THE RECORDS:
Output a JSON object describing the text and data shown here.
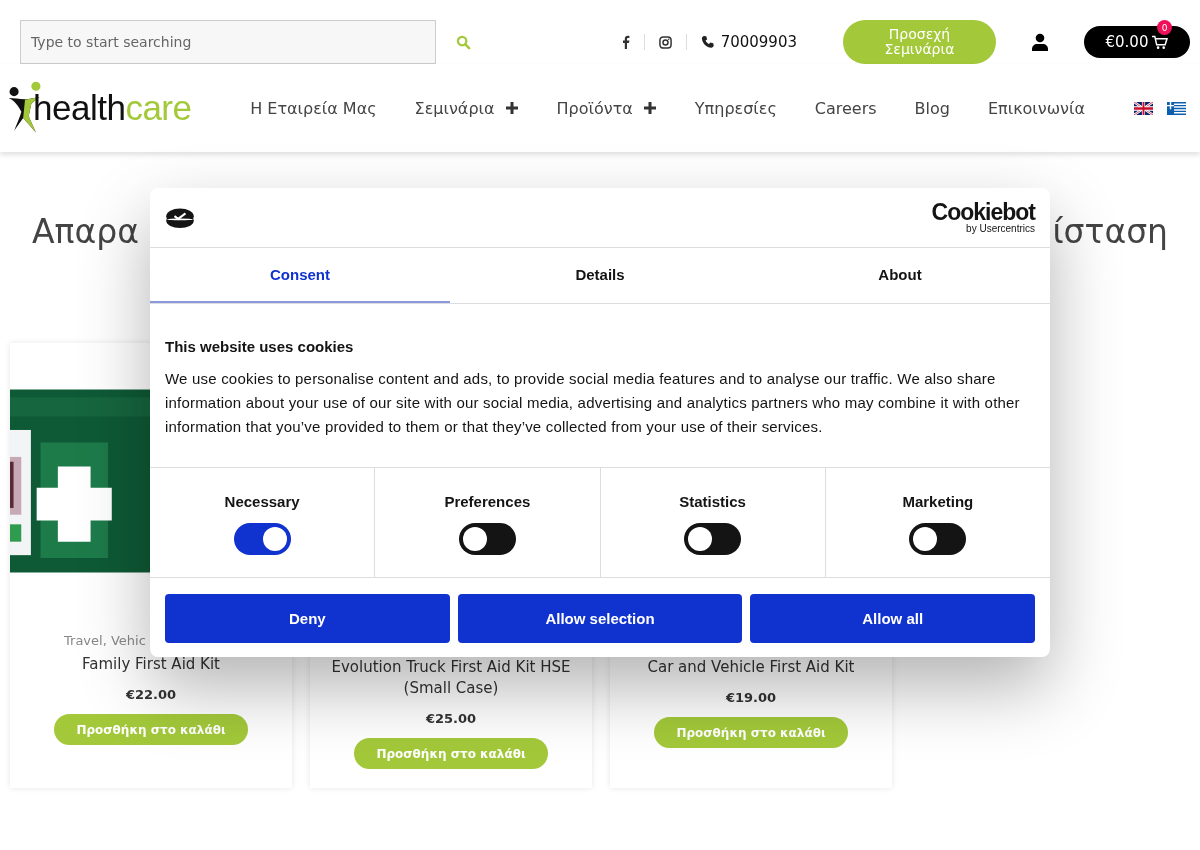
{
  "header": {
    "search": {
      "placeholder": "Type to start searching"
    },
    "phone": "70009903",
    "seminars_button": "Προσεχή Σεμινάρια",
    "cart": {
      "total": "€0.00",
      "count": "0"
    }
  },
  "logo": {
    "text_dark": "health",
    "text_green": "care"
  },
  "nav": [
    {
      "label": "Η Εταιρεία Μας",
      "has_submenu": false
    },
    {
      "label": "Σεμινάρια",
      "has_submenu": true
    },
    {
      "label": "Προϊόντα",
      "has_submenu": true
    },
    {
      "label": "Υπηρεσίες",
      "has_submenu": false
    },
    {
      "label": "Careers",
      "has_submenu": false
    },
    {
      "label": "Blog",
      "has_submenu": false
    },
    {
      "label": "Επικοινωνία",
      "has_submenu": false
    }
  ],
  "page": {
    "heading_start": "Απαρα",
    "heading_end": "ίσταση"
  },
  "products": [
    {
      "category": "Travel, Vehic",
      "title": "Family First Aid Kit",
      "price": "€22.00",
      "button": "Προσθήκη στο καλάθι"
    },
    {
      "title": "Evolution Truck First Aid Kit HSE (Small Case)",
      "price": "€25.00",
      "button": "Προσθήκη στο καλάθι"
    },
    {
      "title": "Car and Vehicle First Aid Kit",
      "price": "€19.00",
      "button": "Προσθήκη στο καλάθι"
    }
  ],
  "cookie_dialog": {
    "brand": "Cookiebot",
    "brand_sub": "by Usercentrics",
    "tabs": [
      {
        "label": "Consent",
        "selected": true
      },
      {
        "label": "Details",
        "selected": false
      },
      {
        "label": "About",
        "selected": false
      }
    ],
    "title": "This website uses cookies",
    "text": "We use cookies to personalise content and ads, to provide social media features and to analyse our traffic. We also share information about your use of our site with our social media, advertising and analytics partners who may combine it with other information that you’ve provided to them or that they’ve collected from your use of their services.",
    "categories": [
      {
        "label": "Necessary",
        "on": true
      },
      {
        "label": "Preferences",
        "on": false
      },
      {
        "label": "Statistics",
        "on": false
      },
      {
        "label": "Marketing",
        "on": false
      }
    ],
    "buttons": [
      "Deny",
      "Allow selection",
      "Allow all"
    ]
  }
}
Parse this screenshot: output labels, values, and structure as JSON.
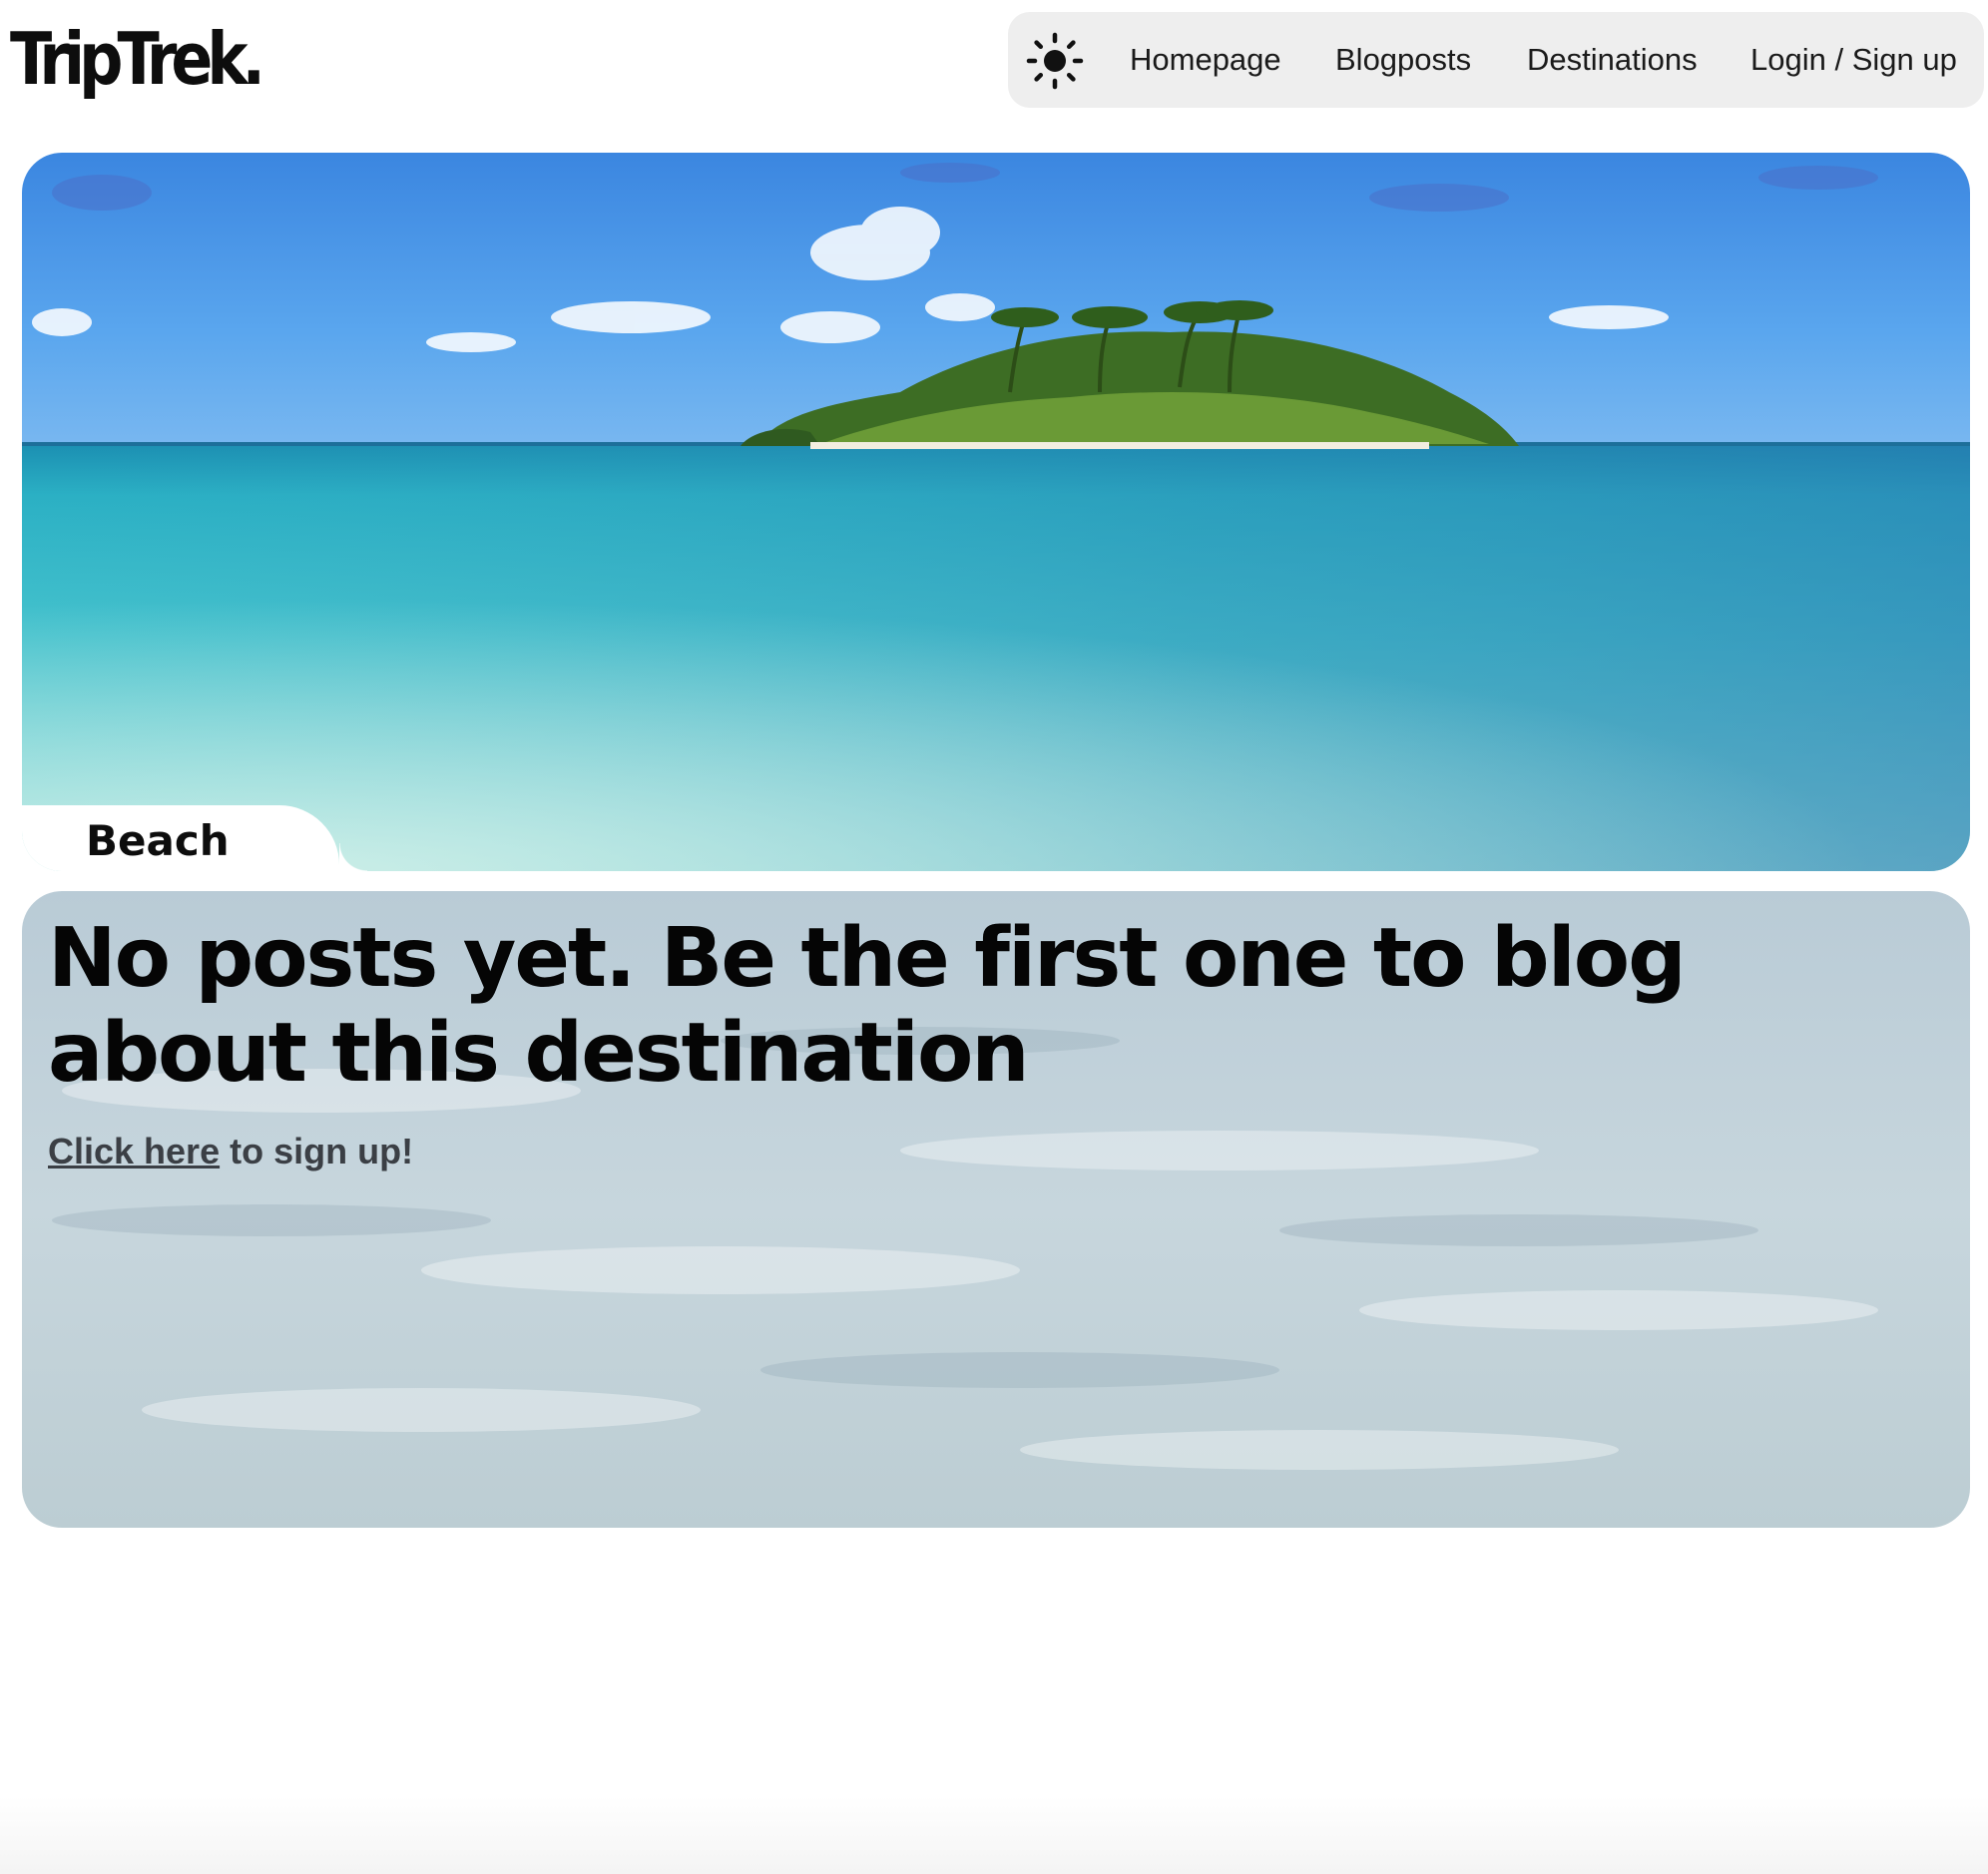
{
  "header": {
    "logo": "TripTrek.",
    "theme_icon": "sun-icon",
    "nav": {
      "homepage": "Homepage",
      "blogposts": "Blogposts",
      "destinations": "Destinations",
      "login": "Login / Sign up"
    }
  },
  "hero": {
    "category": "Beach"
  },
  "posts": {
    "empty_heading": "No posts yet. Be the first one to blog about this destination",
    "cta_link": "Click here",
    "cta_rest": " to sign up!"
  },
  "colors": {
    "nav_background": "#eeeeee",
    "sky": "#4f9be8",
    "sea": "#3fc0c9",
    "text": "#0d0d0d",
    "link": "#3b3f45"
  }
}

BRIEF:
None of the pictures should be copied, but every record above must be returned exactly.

OUTPUT BELOW:
Output a JSON object describing the text and data shown here.
{
  "header": {
    "search": {
      "placeholder": "Type to start searching"
    },
    "phone": "70009903",
    "seminars_button": "Προσεχή Σεμινάρια",
    "cart": {
      "total": "€0.00",
      "count": "0"
    }
  },
  "logo": {
    "text_dark": "health",
    "text_green": "care"
  },
  "nav": [
    {
      "label": "Η Εταιρεία Μας",
      "has_submenu": false
    },
    {
      "label": "Σεμινάρια",
      "has_submenu": true
    },
    {
      "label": "Προϊόντα",
      "has_submenu": true
    },
    {
      "label": "Υπηρεσίες",
      "has_submenu": false
    },
    {
      "label": "Careers",
      "has_submenu": false
    },
    {
      "label": "Blog",
      "has_submenu": false
    },
    {
      "label": "Επικοινωνία",
      "has_submenu": false
    }
  ],
  "page": {
    "heading_start": "Απαρα",
    "heading_end": "ίσταση"
  },
  "products": [
    {
      "category": "Travel, Vehic",
      "title": "Family First Aid Kit",
      "price": "€22.00",
      "button": "Προσθήκη στο καλάθι"
    },
    {
      "title": "Evolution Truck First Aid Kit HSE (Small Case)",
      "price": "€25.00",
      "button": "Προσθήκη στο καλάθι"
    },
    {
      "title": "Car and Vehicle First Aid Kit",
      "price": "€19.00",
      "button": "Προσθήκη στο καλάθι"
    }
  ],
  "cookie_dialog": {
    "brand": "Cookiebot",
    "brand_sub": "by Usercentrics",
    "tabs": [
      {
        "label": "Consent",
        "selected": true
      },
      {
        "label": "Details",
        "selected": false
      },
      {
        "label": "About",
        "selected": false
      }
    ],
    "title": "This website uses cookies",
    "text": "We use cookies to personalise content and ads, to provide social media features and to analyse our traffic. We also share information about your use of our site with our social media, advertising and analytics partners who may combine it with other information that you’ve provided to them or that they’ve collected from your use of their services.",
    "categories": [
      {
        "label": "Necessary",
        "on": true
      },
      {
        "label": "Preferences",
        "on": false
      },
      {
        "label": "Statistics",
        "on": false
      },
      {
        "label": "Marketing",
        "on": false
      }
    ],
    "buttons": [
      "Deny",
      "Allow selection",
      "Allow all"
    ]
  }
}
Parse this screenshot: output labels, values, and structure as JSON.
{
  "header": {
    "logo": "TripTrek.",
    "theme_icon": "sun-icon",
    "nav": {
      "homepage": "Homepage",
      "blogposts": "Blogposts",
      "destinations": "Destinations",
      "login": "Login / Sign up"
    }
  },
  "hero": {
    "category": "Beach"
  },
  "posts": {
    "empty_heading": "No posts yet. Be the first one to blog about this destination",
    "cta_link": "Click here",
    "cta_rest": " to sign up!"
  },
  "colors": {
    "nav_background": "#eeeeee",
    "sky": "#4f9be8",
    "sea": "#3fc0c9",
    "text": "#0d0d0d",
    "link": "#3b3f45"
  }
}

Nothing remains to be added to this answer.